┌──
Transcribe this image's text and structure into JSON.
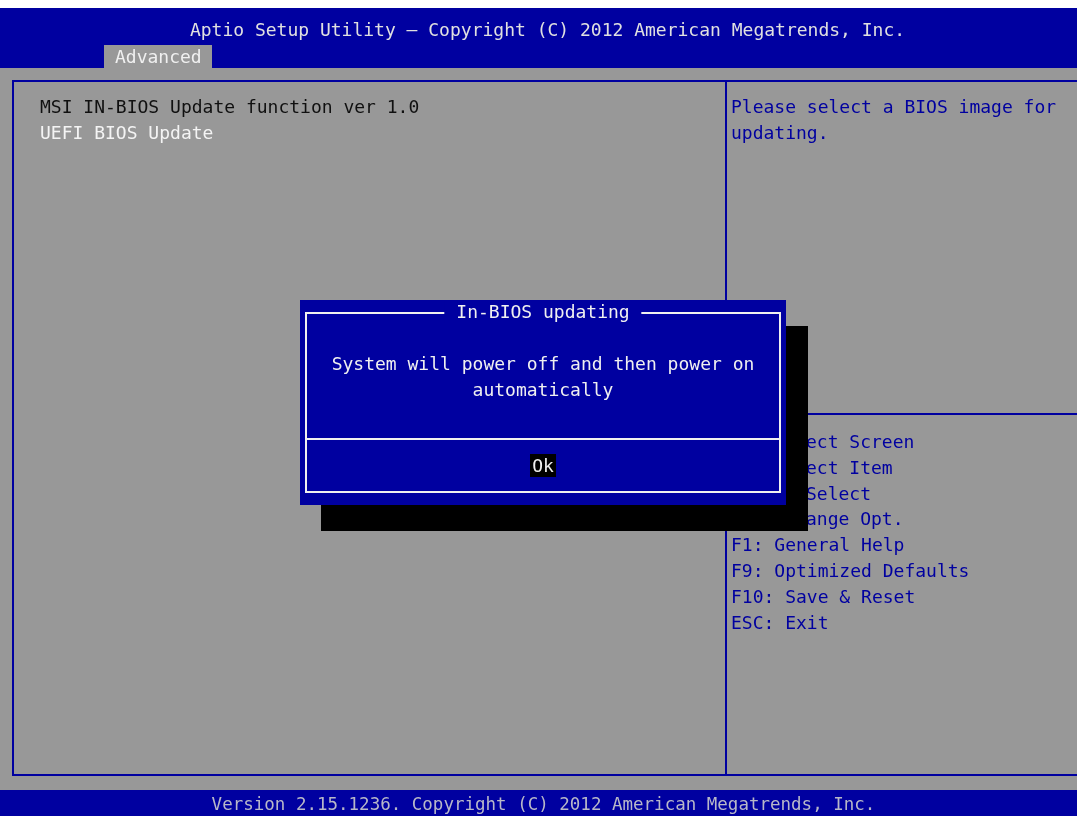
{
  "header": {
    "title": "Aptio Setup Utility – Copyright (C) 2012 American Megatrends, Inc.",
    "tabs": [
      {
        "label": "Advanced",
        "selected": true
      }
    ]
  },
  "main_items": [
    {
      "kind": "label",
      "text": "MSI IN-BIOS Update function ver 1.0"
    },
    {
      "kind": "item",
      "text": "UEFI BIOS Update"
    }
  ],
  "help_text": "Please select a BIOS image for updating.",
  "partly_hidden_key_help": [
    "ect Screen",
    "ect Item",
    "Select",
    "ange Opt."
  ],
  "key_help": [
    "F1: General Help",
    "F9: Optimized Defaults",
    "F10: Save & Reset",
    "ESC: Exit"
  ],
  "dialog": {
    "title": "In-BIOS updating",
    "message": "System will power off and then power on automatically",
    "buttons": [
      {
        "label": "Ok",
        "selected": true
      }
    ]
  },
  "footer": "Version 2.15.1236. Copyright (C) 2012 American Megatrends, Inc."
}
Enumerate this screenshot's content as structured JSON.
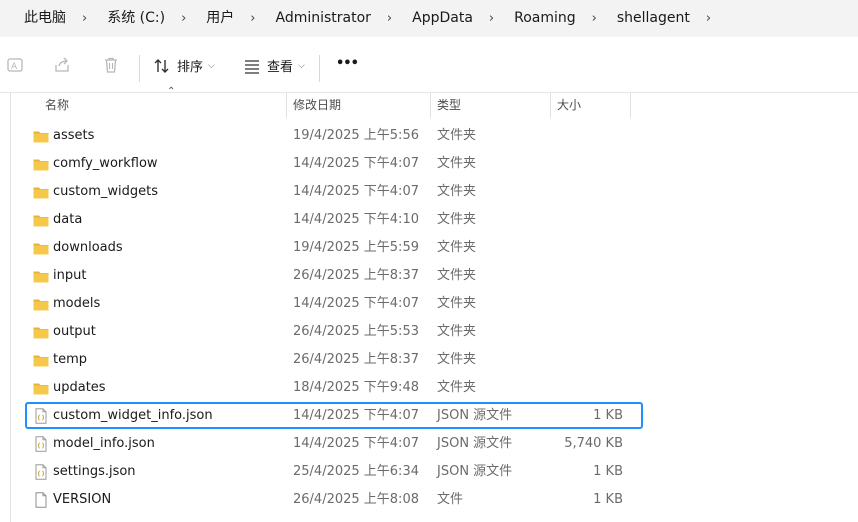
{
  "breadcrumb": [
    "此电脑",
    "系统 (C:)",
    "用户",
    "Administrator",
    "AppData",
    "Roaming",
    "shellagent"
  ],
  "toolbar": {
    "sort_label": "排序",
    "view_label": "查看",
    "more_label": "•••"
  },
  "columns": {
    "name": "名称",
    "date": "修改日期",
    "type": "类型",
    "size": "大小"
  },
  "files": [
    {
      "name": "assets",
      "date": "19/4/2025 上午5:56",
      "type": "文件夹",
      "size": "",
      "icon": "folder-icon"
    },
    {
      "name": "comfy_workflow",
      "date": "14/4/2025 下午4:07",
      "type": "文件夹",
      "size": "",
      "icon": "folder-icon"
    },
    {
      "name": "custom_widgets",
      "date": "14/4/2025 下午4:07",
      "type": "文件夹",
      "size": "",
      "icon": "folder-icon"
    },
    {
      "name": "data",
      "date": "14/4/2025 下午4:10",
      "type": "文件夹",
      "size": "",
      "icon": "folder-icon"
    },
    {
      "name": "downloads",
      "date": "19/4/2025 上午5:59",
      "type": "文件夹",
      "size": "",
      "icon": "folder-icon"
    },
    {
      "name": "input",
      "date": "26/4/2025 上午8:37",
      "type": "文件夹",
      "size": "",
      "icon": "folder-icon"
    },
    {
      "name": "models",
      "date": "14/4/2025 下午4:07",
      "type": "文件夹",
      "size": "",
      "icon": "folder-icon"
    },
    {
      "name": "output",
      "date": "26/4/2025 上午5:53",
      "type": "文件夹",
      "size": "",
      "icon": "folder-icon"
    },
    {
      "name": "temp",
      "date": "26/4/2025 上午8:37",
      "type": "文件夹",
      "size": "",
      "icon": "folder-icon"
    },
    {
      "name": "updates",
      "date": "18/4/2025 下午9:48",
      "type": "文件夹",
      "size": "",
      "icon": "folder-icon"
    },
    {
      "name": "custom_widget_info.json",
      "date": "14/4/2025 下午4:07",
      "type": "JSON 源文件",
      "size": "1 KB",
      "icon": "json-file-icon",
      "selected": true
    },
    {
      "name": "model_info.json",
      "date": "14/4/2025 下午4:07",
      "type": "JSON 源文件",
      "size": "5,740 KB",
      "icon": "json-file-icon"
    },
    {
      "name": "settings.json",
      "date": "25/4/2025 上午6:34",
      "type": "JSON 源文件",
      "size": "1 KB",
      "icon": "json-file-icon"
    },
    {
      "name": "VERSION",
      "date": "26/4/2025 上午8:08",
      "type": "文件",
      "size": "1 KB",
      "icon": "file-icon"
    }
  ],
  "colors": {
    "selection_border": "#1e90ff",
    "folder": "#f0c44a",
    "breadcrumb_bg": "#f3f3f3"
  }
}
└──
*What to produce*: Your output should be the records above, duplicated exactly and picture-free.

*Response to this exercise*:
Transcribe this image's text and structure into JSON.
{
  "header": {
    "title": "Aptio Setup Utility – Copyright (C) 2012 American Megatrends, Inc.",
    "tabs": [
      {
        "label": "Advanced",
        "selected": true
      }
    ]
  },
  "main_items": [
    {
      "kind": "label",
      "text": "MSI IN-BIOS Update function ver 1.0"
    },
    {
      "kind": "item",
      "text": "UEFI BIOS Update"
    }
  ],
  "help_text": "Please select a BIOS image for updating.",
  "partly_hidden_key_help": [
    "ect Screen",
    "ect Item",
    "Select",
    "ange Opt."
  ],
  "key_help": [
    "F1: General Help",
    "F9: Optimized Defaults",
    "F10: Save & Reset",
    "ESC: Exit"
  ],
  "dialog": {
    "title": "In-BIOS updating",
    "message": "System will power off and then power on automatically",
    "buttons": [
      {
        "label": "Ok",
        "selected": true
      }
    ]
  },
  "footer": "Version 2.15.1236. Copyright (C) 2012 American Megatrends, Inc."
}
Enumerate this screenshot's content as structured JSON.
{
  "breadcrumb": [
    "此电脑",
    "系统 (C:)",
    "用户",
    "Administrator",
    "AppData",
    "Roaming",
    "shellagent"
  ],
  "toolbar": {
    "sort_label": "排序",
    "view_label": "查看",
    "more_label": "•••"
  },
  "columns": {
    "name": "名称",
    "date": "修改日期",
    "type": "类型",
    "size": "大小"
  },
  "files": [
    {
      "name": "assets",
      "date": "19/4/2025 上午5:56",
      "type": "文件夹",
      "size": "",
      "icon": "folder-icon"
    },
    {
      "name": "comfy_workflow",
      "date": "14/4/2025 下午4:07",
      "type": "文件夹",
      "size": "",
      "icon": "folder-icon"
    },
    {
      "name": "custom_widgets",
      "date": "14/4/2025 下午4:07",
      "type": "文件夹",
      "size": "",
      "icon": "folder-icon"
    },
    {
      "name": "data",
      "date": "14/4/2025 下午4:10",
      "type": "文件夹",
      "size": "",
      "icon": "folder-icon"
    },
    {
      "name": "downloads",
      "date": "19/4/2025 上午5:59",
      "type": "文件夹",
      "size": "",
      "icon": "folder-icon"
    },
    {
      "name": "input",
      "date": "26/4/2025 上午8:37",
      "type": "文件夹",
      "size": "",
      "icon": "folder-icon"
    },
    {
      "name": "models",
      "date": "14/4/2025 下午4:07",
      "type": "文件夹",
      "size": "",
      "icon": "folder-icon"
    },
    {
      "name": "output",
      "date": "26/4/2025 上午5:53",
      "type": "文件夹",
      "size": "",
      "icon": "folder-icon"
    },
    {
      "name": "temp",
      "date": "26/4/2025 上午8:37",
      "type": "文件夹",
      "size": "",
      "icon": "folder-icon"
    },
    {
      "name": "updates",
      "date": "18/4/2025 下午9:48",
      "type": "文件夹",
      "size": "",
      "icon": "folder-icon"
    },
    {
      "name": "custom_widget_info.json",
      "date": "14/4/2025 下午4:07",
      "type": "JSON 源文件",
      "size": "1 KB",
      "icon": "json-file-icon",
      "selected": true
    },
    {
      "name": "model_info.json",
      "date": "14/4/2025 下午4:07",
      "type": "JSON 源文件",
      "size": "5,740 KB",
      "icon": "json-file-icon"
    },
    {
      "name": "settings.json",
      "date": "25/4/2025 上午6:34",
      "type": "JSON 源文件",
      "size": "1 KB",
      "icon": "json-file-icon"
    },
    {
      "name": "VERSION",
      "date": "26/4/2025 上午8:08",
      "type": "文件",
      "size": "1 KB",
      "icon": "file-icon"
    }
  ],
  "colors": {
    "selection_border": "#1e90ff",
    "folder": "#f0c44a",
    "breadcrumb_bg": "#f3f3f3"
  }
}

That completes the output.